PROBLEM DETAILS: Locate and copy each line in the data that contains the word "vertical".
START RECORDS PROVIDED
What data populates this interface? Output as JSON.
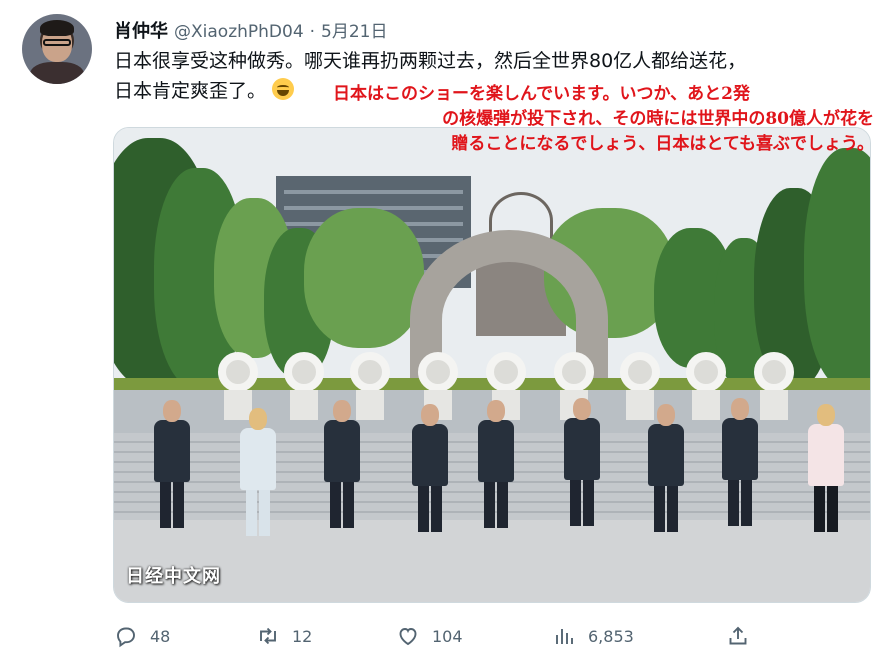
{
  "tweet": {
    "author_name": "肖仲华",
    "author_handle": "@XiaozhPhD04",
    "separator": "·",
    "date": "5月21日",
    "text_line1": "日本很享受这种做秀。哪天谁再扔两颗过去，然后全世界80亿人都给送花，",
    "text_line2": "日本肯定爽歪了。",
    "emoji": "face-with-tears-of-joy-icon"
  },
  "overlay_translation": {
    "line1": "日本はこのショーを楽しんでいます。いつか、あと2発",
    "line2": "の核爆弾が投下され、その時には世界中の80億人が花を",
    "line3": "贈ることになるでしょう、日本はとても喜ぶでしょう。",
    "color": "#e0151b"
  },
  "media": {
    "watermark": "日经中文网",
    "description_icon": "photo"
  },
  "actions": {
    "reply_count": "48",
    "retweet_count": "12",
    "like_count": "104",
    "view_count": "6,853"
  },
  "colors": {
    "text_primary": "#0f1419",
    "text_secondary": "#536471",
    "border": "#cfd9de"
  }
}
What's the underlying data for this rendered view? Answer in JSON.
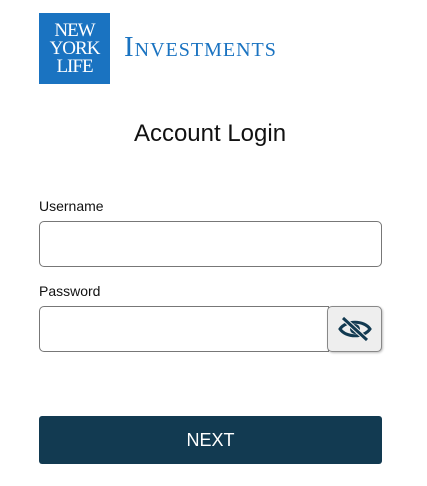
{
  "brand": {
    "logo_lines": [
      "NEW",
      "YORK",
      "LIFE"
    ],
    "name": "Investments",
    "color": "#1a73c1"
  },
  "page": {
    "title": "Account Login"
  },
  "form": {
    "username_label": "Username",
    "username_value": "",
    "password_label": "Password",
    "password_value": "",
    "toggle_icon": "eye-slash-icon",
    "submit_label": "NEXT",
    "submit_color": "#123a51"
  }
}
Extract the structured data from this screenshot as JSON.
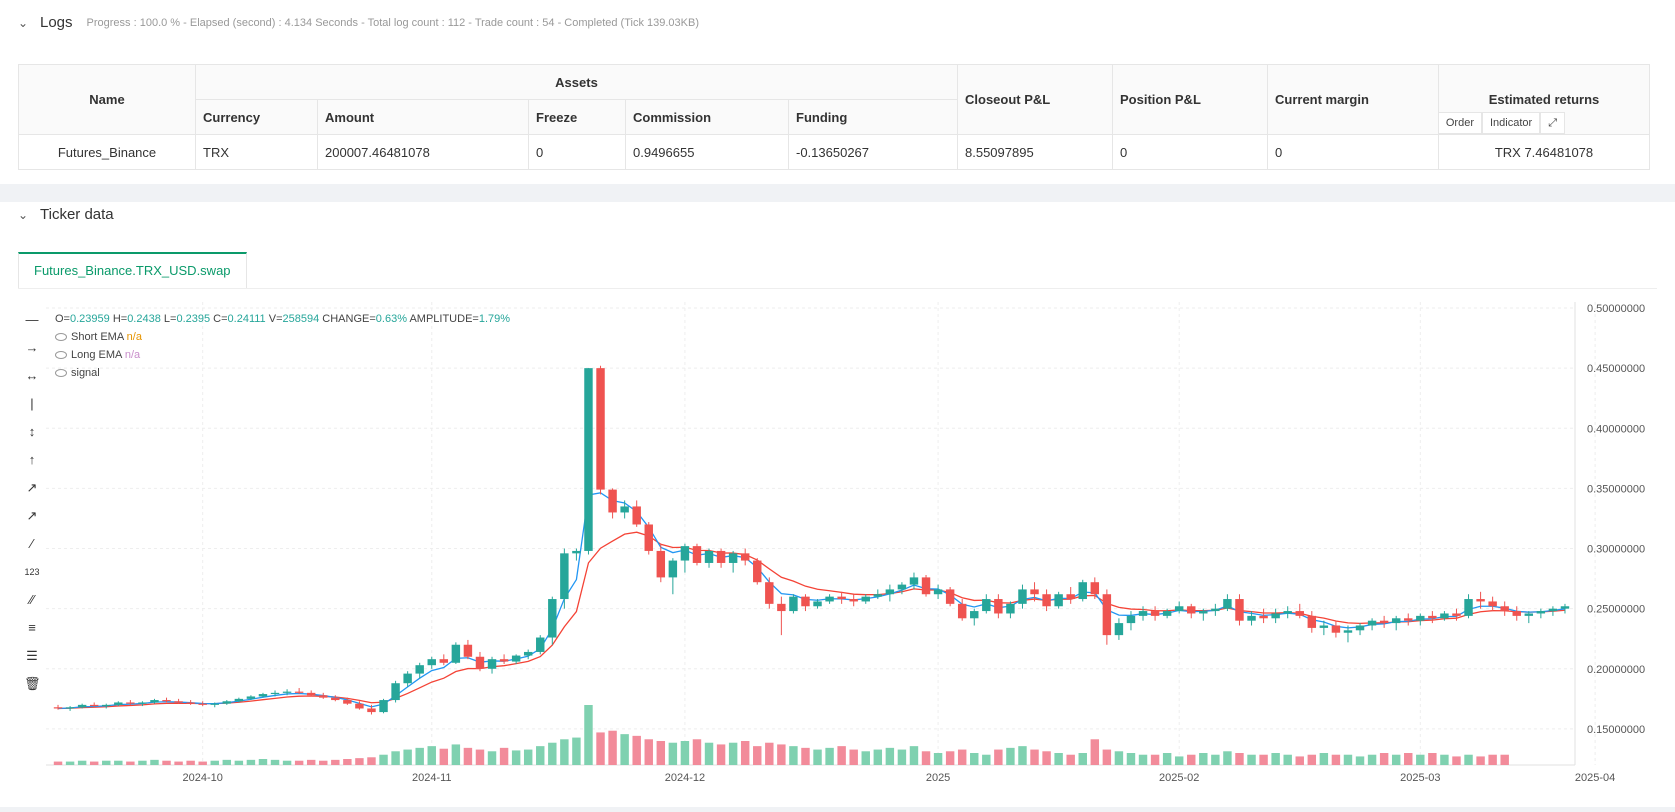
{
  "logs": {
    "title": "Logs",
    "meta": "Progress : 100.0 % - Elapsed (second) : 4.134 Seconds - Total log count : 112 - Trade count : 54 - Completed (Tick 139.03KB)"
  },
  "assets_table": {
    "headers": {
      "name": "Name",
      "assets": "Assets",
      "currency": "Currency",
      "amount": "Amount",
      "freeze": "Freeze",
      "commission": "Commission",
      "funding": "Funding",
      "closeout": "Closeout P&L",
      "position": "Position P&L",
      "margin": "Current margin",
      "returns": "Estimated returns"
    },
    "row": {
      "name": "Futures_Binance",
      "currency": "TRX",
      "amount": "200007.46481078",
      "freeze": "0",
      "commission": "0.9496655",
      "funding": "-0.13650267",
      "closeout": "8.55097895",
      "position": "0",
      "margin": "0",
      "returns": "TRX 7.46481078"
    }
  },
  "ticker": {
    "title": "Ticker data",
    "tab": "Futures_Binance.TRX_USD.swap",
    "buttons": {
      "order": "Order",
      "indicator": "Indicator"
    }
  },
  "ohlc": {
    "o_label": "O=",
    "o": "0.23959",
    "h_label": "H=",
    "h": "0.2438",
    "l_label": "L=",
    "l": "0.2395",
    "c_label": "C=",
    "c": "0.24111",
    "v_label": "V=",
    "v": "258594",
    "change_label": "CHANGE=",
    "change": "0.63%",
    "amp_label": "AMPLITUDE=",
    "amp": "1.79%"
  },
  "legend": [
    {
      "name": "Short EMA",
      "value": "n/a"
    },
    {
      "name": "Long EMA",
      "value": "n/a"
    },
    {
      "name": "signal",
      "value": ""
    }
  ],
  "toolbar_icons": [
    "horizontal-line-icon",
    "horizontal-ray-icon",
    "extended-line-icon",
    "vertical-line-icon",
    "vertical-segment-icon",
    "vertical-ray-icon",
    "trend-line-icon",
    "ray-icon",
    "segment-icon",
    "price-label-icon",
    "parallel-channel-icon",
    "pitchfork-icon",
    "fibonacci-icon",
    "trash-icon"
  ],
  "colors": {
    "up": "#26a69a",
    "down": "#ef5350",
    "short_ema": "#2196f3",
    "long_ema": "#f44336",
    "buy": "#2962ff",
    "sell": "#d500f9",
    "accent": "#0a9a6a"
  },
  "chart_data": {
    "type": "candlestick",
    "y_ticks": [
      "0.50000000",
      "0.45000000",
      "0.40000000",
      "0.35000000",
      "0.30000000",
      "0.25000000",
      "0.20000000",
      "0.15000000"
    ],
    "ylim": [
      0.12,
      0.505
    ],
    "x_ticks": [
      "2024-10",
      "2024-11",
      "2024-12",
      "2025",
      "2025-02",
      "2025-03",
      "2025-04"
    ],
    "grid": true,
    "candles": [
      [
        0.168,
        0.17,
        0.166,
        0.167
      ],
      [
        0.167,
        0.169,
        0.165,
        0.168
      ],
      [
        0.168,
        0.171,
        0.167,
        0.17
      ],
      [
        0.17,
        0.172,
        0.168,
        0.169
      ],
      [
        0.169,
        0.171,
        0.167,
        0.17
      ],
      [
        0.17,
        0.173,
        0.169,
        0.172
      ],
      [
        0.172,
        0.174,
        0.17,
        0.171
      ],
      [
        0.171,
        0.173,
        0.169,
        0.172
      ],
      [
        0.172,
        0.175,
        0.171,
        0.174
      ],
      [
        0.174,
        0.176,
        0.172,
        0.173
      ],
      [
        0.173,
        0.175,
        0.171,
        0.172
      ],
      [
        0.172,
        0.174,
        0.17,
        0.171
      ],
      [
        0.171,
        0.173,
        0.169,
        0.17
      ],
      [
        0.17,
        0.172,
        0.168,
        0.171
      ],
      [
        0.171,
        0.174,
        0.17,
        0.173
      ],
      [
        0.173,
        0.176,
        0.172,
        0.175
      ],
      [
        0.175,
        0.178,
        0.174,
        0.177
      ],
      [
        0.177,
        0.18,
        0.176,
        0.179
      ],
      [
        0.179,
        0.182,
        0.177,
        0.18
      ],
      [
        0.18,
        0.183,
        0.178,
        0.181
      ],
      [
        0.181,
        0.184,
        0.179,
        0.18
      ],
      [
        0.18,
        0.182,
        0.177,
        0.178
      ],
      [
        0.178,
        0.18,
        0.175,
        0.176
      ],
      [
        0.176,
        0.178,
        0.173,
        0.174
      ],
      [
        0.174,
        0.176,
        0.17,
        0.171
      ],
      [
        0.171,
        0.173,
        0.166,
        0.167
      ],
      [
        0.167,
        0.17,
        0.162,
        0.164
      ],
      [
        0.164,
        0.175,
        0.163,
        0.174
      ],
      [
        0.174,
        0.19,
        0.172,
        0.188
      ],
      [
        0.188,
        0.198,
        0.185,
        0.196
      ],
      [
        0.196,
        0.205,
        0.192,
        0.203
      ],
      [
        0.203,
        0.21,
        0.2,
        0.208
      ],
      [
        0.208,
        0.212,
        0.203,
        0.205
      ],
      [
        0.205,
        0.222,
        0.204,
        0.22
      ],
      [
        0.22,
        0.224,
        0.208,
        0.21
      ],
      [
        0.21,
        0.214,
        0.198,
        0.2
      ],
      [
        0.2,
        0.21,
        0.196,
        0.208
      ],
      [
        0.208,
        0.212,
        0.204,
        0.206
      ],
      [
        0.206,
        0.212,
        0.204,
        0.211
      ],
      [
        0.211,
        0.216,
        0.208,
        0.214
      ],
      [
        0.214,
        0.228,
        0.212,
        0.226
      ],
      [
        0.226,
        0.26,
        0.22,
        0.258
      ],
      [
        0.258,
        0.3,
        0.25,
        0.296
      ],
      [
        0.296,
        0.3,
        0.29,
        0.298
      ],
      [
        0.298,
        0.45,
        0.295,
        0.45
      ],
      [
        0.45,
        0.452,
        0.345,
        0.349
      ],
      [
        0.349,
        0.35,
        0.325,
        0.33
      ],
      [
        0.33,
        0.34,
        0.325,
        0.335
      ],
      [
        0.335,
        0.34,
        0.318,
        0.32
      ],
      [
        0.32,
        0.322,
        0.295,
        0.298
      ],
      [
        0.298,
        0.304,
        0.272,
        0.276
      ],
      [
        0.276,
        0.292,
        0.262,
        0.29
      ],
      [
        0.29,
        0.304,
        0.28,
        0.302
      ],
      [
        0.302,
        0.304,
        0.286,
        0.288
      ],
      [
        0.288,
        0.3,
        0.284,
        0.298
      ],
      [
        0.298,
        0.3,
        0.284,
        0.288
      ],
      [
        0.288,
        0.298,
        0.28,
        0.296
      ],
      [
        0.296,
        0.3,
        0.286,
        0.29
      ],
      [
        0.29,
        0.292,
        0.27,
        0.272
      ],
      [
        0.272,
        0.276,
        0.25,
        0.254
      ],
      [
        0.254,
        0.26,
        0.228,
        0.248
      ],
      [
        0.248,
        0.262,
        0.246,
        0.26
      ],
      [
        0.26,
        0.262,
        0.248,
        0.252
      ],
      [
        0.252,
        0.258,
        0.25,
        0.256
      ],
      [
        0.256,
        0.262,
        0.254,
        0.26
      ],
      [
        0.26,
        0.264,
        0.254,
        0.258
      ],
      [
        0.258,
        0.262,
        0.252,
        0.256
      ],
      [
        0.256,
        0.262,
        0.254,
        0.26
      ],
      [
        0.26,
        0.266,
        0.258,
        0.262
      ],
      [
        0.262,
        0.27,
        0.256,
        0.266
      ],
      [
        0.266,
        0.272,
        0.262,
        0.27
      ],
      [
        0.27,
        0.28,
        0.266,
        0.276
      ],
      [
        0.276,
        0.278,
        0.26,
        0.262
      ],
      [
        0.262,
        0.27,
        0.258,
        0.266
      ],
      [
        0.266,
        0.268,
        0.252,
        0.254
      ],
      [
        0.254,
        0.258,
        0.24,
        0.242
      ],
      [
        0.242,
        0.25,
        0.236,
        0.248
      ],
      [
        0.248,
        0.262,
        0.246,
        0.258
      ],
      [
        0.258,
        0.262,
        0.242,
        0.246
      ],
      [
        0.246,
        0.256,
        0.242,
        0.254
      ],
      [
        0.254,
        0.27,
        0.25,
        0.266
      ],
      [
        0.266,
        0.272,
        0.256,
        0.262
      ],
      [
        0.262,
        0.266,
        0.248,
        0.252
      ],
      [
        0.252,
        0.264,
        0.25,
        0.262
      ],
      [
        0.262,
        0.268,
        0.254,
        0.258
      ],
      [
        0.258,
        0.274,
        0.256,
        0.272
      ],
      [
        0.272,
        0.276,
        0.258,
        0.262
      ],
      [
        0.262,
        0.266,
        0.22,
        0.228
      ],
      [
        0.228,
        0.242,
        0.224,
        0.238
      ],
      [
        0.238,
        0.248,
        0.232,
        0.244
      ],
      [
        0.244,
        0.252,
        0.24,
        0.248
      ],
      [
        0.248,
        0.252,
        0.24,
        0.244
      ],
      [
        0.244,
        0.25,
        0.242,
        0.248
      ],
      [
        0.248,
        0.256,
        0.246,
        0.252
      ],
      [
        0.252,
        0.254,
        0.242,
        0.246
      ],
      [
        0.246,
        0.25,
        0.24,
        0.248
      ],
      [
        0.248,
        0.254,
        0.244,
        0.25
      ],
      [
        0.25,
        0.262,
        0.248,
        0.258
      ],
      [
        0.258,
        0.262,
        0.236,
        0.24
      ],
      [
        0.24,
        0.248,
        0.236,
        0.244
      ],
      [
        0.244,
        0.25,
        0.238,
        0.242
      ],
      [
        0.242,
        0.25,
        0.238,
        0.246
      ],
      [
        0.246,
        0.252,
        0.242,
        0.248
      ],
      [
        0.248,
        0.254,
        0.242,
        0.244
      ],
      [
        0.244,
        0.248,
        0.23,
        0.234
      ],
      [
        0.234,
        0.24,
        0.228,
        0.236
      ],
      [
        0.236,
        0.24,
        0.226,
        0.23
      ],
      [
        0.23,
        0.236,
        0.222,
        0.232
      ],
      [
        0.232,
        0.238,
        0.228,
        0.236
      ],
      [
        0.236,
        0.242,
        0.232,
        0.24
      ],
      [
        0.24,
        0.244,
        0.234,
        0.238
      ],
      [
        0.238,
        0.244,
        0.232,
        0.242
      ],
      [
        0.242,
        0.246,
        0.236,
        0.24
      ],
      [
        0.24,
        0.246,
        0.236,
        0.244
      ],
      [
        0.244,
        0.248,
        0.238,
        0.242
      ],
      [
        0.242,
        0.248,
        0.24,
        0.246
      ],
      [
        0.246,
        0.25,
        0.24,
        0.244
      ],
      [
        0.244,
        0.262,
        0.242,
        0.258
      ],
      [
        0.258,
        0.264,
        0.25,
        0.256
      ],
      [
        0.256,
        0.26,
        0.248,
        0.252
      ],
      [
        0.252,
        0.256,
        0.244,
        0.248
      ],
      [
        0.248,
        0.252,
        0.24,
        0.244
      ],
      [
        0.244,
        0.248,
        0.238,
        0.246
      ],
      [
        0.246,
        0.25,
        0.242,
        0.248
      ],
      [
        0.248,
        0.252,
        0.244,
        0.25
      ],
      [
        0.25,
        0.254,
        0.246,
        0.252
      ]
    ],
    "volumes": [
      4,
      4,
      5,
      4,
      5,
      5,
      4,
      5,
      6,
      5,
      4,
      5,
      4,
      5,
      6,
      5,
      6,
      7,
      6,
      5,
      5,
      6,
      5,
      6,
      7,
      8,
      9,
      12,
      16,
      18,
      20,
      22,
      19,
      24,
      20,
      18,
      16,
      20,
      17,
      18,
      22,
      26,
      30,
      32,
      70,
      38,
      40,
      36,
      34,
      30,
      28,
      26,
      28,
      30,
      26,
      24,
      26,
      28,
      22,
      26,
      24,
      22,
      20,
      18,
      20,
      22,
      18,
      16,
      18,
      20,
      18,
      22,
      16,
      14,
      16,
      18,
      14,
      12,
      18,
      20,
      22,
      18,
      16,
      14,
      12,
      14,
      30,
      18,
      16,
      14,
      12,
      12,
      14,
      10,
      12,
      14,
      12,
      16,
      14,
      12,
      12,
      14,
      12,
      10,
      12,
      14,
      12,
      12,
      10,
      12,
      14,
      12,
      14,
      12,
      14,
      12,
      10,
      12,
      10,
      12,
      12
    ]
  }
}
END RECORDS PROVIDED
ANSWER AREA:
    "vertical-line-icon",
    "vertical-segment-icon",
    "vertical-ray-icon",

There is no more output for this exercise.